The Silicon Valley of Defense
By Christina Bartzokis
One-third of police cars in the state of Connecticut are now equipped with automatic license plate readers, which scan the plates of cars around them and check for them in police databases. Facial recognition technology has also become widespread. These two independently developed pieces of technology could be quickly combined into a facial recognition scanner, capable of identifying a target amidst crowds. This step in the development of these two technologies could also revolutionize national defense technology by enabling drones to autonomously identify their targets.
Some experts, like Yale Professor Paul Bracken, believe that this is an example of the quick advance of technology outpacing the strategic foresight of the defense community, potentially leading to new technology being used in irresponsible or counterproductive ways. At his recent talk, “Silicon Valley and the Pentagon,” Bracken explained, “[Technology] is racing far beyond our ability to be strategic about it.”
The rapid acceleration in the development of military technology has been propelled by the complex relationship between Silicon Valley and the Department of Defense (DOD). Historically, the DOD has been one of the biggest sources of American innovation – Bracken called it “the mother of all venture capital firms.” Its enormous budget allows the Pentagon to invest in many research and development from many different private technology companies, many of which were initially based in Silicon Valley, while simultaneously giving it the leeway to take risks. Historically, according to Bracken, technology has been “determinant of the primacy of the US in a geopolitical sense.”
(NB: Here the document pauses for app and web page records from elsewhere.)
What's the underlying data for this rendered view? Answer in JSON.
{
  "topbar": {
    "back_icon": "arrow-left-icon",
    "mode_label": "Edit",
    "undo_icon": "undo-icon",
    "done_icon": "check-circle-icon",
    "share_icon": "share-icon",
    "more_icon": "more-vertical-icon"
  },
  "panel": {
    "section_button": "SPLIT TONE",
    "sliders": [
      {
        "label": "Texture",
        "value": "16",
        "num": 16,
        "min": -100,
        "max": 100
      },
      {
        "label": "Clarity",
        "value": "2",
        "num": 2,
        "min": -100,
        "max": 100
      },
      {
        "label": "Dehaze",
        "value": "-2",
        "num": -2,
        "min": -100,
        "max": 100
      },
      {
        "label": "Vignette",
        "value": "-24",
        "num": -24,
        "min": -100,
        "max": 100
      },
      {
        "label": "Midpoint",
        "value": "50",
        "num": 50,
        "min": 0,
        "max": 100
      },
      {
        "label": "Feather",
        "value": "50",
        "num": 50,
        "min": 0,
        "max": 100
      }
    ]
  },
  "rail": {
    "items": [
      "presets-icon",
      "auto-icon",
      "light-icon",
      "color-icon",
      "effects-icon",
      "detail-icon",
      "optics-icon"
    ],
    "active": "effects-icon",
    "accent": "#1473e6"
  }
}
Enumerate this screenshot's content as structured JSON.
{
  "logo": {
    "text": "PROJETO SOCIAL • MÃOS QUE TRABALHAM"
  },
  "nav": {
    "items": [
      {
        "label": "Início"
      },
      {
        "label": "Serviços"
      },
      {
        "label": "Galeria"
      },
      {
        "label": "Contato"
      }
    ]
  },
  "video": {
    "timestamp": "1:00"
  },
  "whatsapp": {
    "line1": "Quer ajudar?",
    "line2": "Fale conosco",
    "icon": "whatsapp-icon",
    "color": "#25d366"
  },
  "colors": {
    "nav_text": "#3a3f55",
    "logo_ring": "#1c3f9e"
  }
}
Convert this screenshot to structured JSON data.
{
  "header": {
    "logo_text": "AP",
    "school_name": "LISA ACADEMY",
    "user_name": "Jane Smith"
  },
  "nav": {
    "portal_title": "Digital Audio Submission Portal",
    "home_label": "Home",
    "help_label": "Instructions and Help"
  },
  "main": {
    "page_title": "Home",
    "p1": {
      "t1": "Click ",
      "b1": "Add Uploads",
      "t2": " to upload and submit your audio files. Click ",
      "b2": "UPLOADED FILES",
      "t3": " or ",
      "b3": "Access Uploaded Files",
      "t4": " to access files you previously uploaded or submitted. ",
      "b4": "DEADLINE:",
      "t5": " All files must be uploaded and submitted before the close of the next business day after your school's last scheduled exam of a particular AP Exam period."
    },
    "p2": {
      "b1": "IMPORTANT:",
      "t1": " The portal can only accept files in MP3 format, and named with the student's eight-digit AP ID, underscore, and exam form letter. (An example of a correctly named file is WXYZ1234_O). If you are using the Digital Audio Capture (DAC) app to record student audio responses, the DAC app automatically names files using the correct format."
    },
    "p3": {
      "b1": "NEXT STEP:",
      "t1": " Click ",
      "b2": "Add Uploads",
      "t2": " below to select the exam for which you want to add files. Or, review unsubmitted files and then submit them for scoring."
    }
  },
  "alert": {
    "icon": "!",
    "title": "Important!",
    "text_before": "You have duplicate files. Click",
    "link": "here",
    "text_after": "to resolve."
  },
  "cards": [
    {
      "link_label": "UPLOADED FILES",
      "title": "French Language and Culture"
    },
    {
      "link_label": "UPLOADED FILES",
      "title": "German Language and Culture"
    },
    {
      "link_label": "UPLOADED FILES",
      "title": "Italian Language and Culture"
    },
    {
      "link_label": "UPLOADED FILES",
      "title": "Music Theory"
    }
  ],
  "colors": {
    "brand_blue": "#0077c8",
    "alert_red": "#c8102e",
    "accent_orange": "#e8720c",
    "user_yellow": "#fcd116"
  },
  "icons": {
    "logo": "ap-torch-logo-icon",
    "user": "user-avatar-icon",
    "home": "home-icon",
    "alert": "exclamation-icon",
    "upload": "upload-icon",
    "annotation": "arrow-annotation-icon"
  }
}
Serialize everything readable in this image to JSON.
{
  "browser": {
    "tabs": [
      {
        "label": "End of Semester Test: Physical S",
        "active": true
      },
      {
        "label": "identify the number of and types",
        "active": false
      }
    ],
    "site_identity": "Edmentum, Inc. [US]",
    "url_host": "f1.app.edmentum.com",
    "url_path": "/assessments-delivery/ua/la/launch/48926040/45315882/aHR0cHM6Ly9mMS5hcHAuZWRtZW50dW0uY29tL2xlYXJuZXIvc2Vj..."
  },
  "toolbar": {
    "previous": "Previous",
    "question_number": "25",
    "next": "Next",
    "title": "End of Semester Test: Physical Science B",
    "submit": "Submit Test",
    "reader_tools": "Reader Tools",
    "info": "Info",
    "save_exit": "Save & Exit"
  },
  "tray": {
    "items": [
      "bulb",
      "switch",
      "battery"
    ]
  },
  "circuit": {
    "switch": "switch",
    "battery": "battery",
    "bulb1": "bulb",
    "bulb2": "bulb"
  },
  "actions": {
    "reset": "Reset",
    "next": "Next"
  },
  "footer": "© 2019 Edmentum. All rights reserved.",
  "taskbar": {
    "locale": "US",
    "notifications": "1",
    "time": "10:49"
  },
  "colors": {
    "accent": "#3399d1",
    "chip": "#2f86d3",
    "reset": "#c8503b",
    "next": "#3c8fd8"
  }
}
Today, however, American investment in technological development is spreading to other countries. Technology and innovation are proliferating through both increased internal development and joint ventures. The US has increased its sales of defense technology to other countries, primarily in order to increase their capacity for internal control, thus, according to the American security calculus, increasing global stability. This pattern has been duplicated by other countries: Germany recently sold multiple diesel submarines to Israel, which many believe will be used to carry Israel’s alleged nuclear weapons.
The global spread of defense technology has increased pressure on the Pentagon to maintain its technological advantage. Since the Cold War, the Pentagon has invested in the growth of many different contracting businesses, which have now shifted from the Californian Silicon Valley to the “Silicon Valley of Defense” in the Dulles Corridor of Loudoun County, Virginia. The multiplying number of defense contracting companies encompasses both primary contractors and the second and third tier companies that supply them.
The Pentagon has been criticized by funding so many firms, many of which serve similar purposes and seem wasteful or unnecessary. However, Bracken argues that the Pentagon is trying to create a competitive market for defense technology similar to the consumer technology market in the real Silicon Valley, where the numerous firms compete with each other and are thus forced to become more innovative. As the defense budget falls, however, this strategy may become infeasible: many companies in the Virginia-based Silicon Valley are already going bankrupt.
Christina Bartzokis is a freshman in Jonathan Edwards College. She can be contacted at email@example.com